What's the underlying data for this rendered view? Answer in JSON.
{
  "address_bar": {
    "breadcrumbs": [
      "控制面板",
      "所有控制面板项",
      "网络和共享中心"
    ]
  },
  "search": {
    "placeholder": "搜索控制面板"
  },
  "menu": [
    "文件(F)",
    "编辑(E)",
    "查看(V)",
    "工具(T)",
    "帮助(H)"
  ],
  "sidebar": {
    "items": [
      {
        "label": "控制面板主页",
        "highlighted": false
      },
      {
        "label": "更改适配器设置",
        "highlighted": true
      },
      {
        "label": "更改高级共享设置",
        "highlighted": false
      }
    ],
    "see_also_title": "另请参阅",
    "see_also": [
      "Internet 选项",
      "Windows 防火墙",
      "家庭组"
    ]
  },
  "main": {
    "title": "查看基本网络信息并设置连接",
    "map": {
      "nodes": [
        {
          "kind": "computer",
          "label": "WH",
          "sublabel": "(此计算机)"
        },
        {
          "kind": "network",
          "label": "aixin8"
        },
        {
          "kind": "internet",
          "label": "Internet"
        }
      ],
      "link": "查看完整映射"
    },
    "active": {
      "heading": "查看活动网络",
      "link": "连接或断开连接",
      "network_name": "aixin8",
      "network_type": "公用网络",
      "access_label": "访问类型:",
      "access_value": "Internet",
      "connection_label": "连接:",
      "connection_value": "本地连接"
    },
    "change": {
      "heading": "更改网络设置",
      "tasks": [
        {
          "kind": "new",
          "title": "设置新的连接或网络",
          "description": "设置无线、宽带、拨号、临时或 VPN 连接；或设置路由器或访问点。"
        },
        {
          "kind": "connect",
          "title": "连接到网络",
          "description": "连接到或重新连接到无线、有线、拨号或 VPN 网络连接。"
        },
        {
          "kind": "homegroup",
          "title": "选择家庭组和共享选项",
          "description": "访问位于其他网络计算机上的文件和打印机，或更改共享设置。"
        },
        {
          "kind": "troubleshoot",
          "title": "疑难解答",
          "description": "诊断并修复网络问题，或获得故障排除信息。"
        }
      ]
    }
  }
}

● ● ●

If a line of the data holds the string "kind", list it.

          "kind": "computer",
          "kind": "network",
          "kind": "internet",
          "kind": "new",
          "kind": "connect",
          "kind": "homegroup",
          "kind": "troubleshoot",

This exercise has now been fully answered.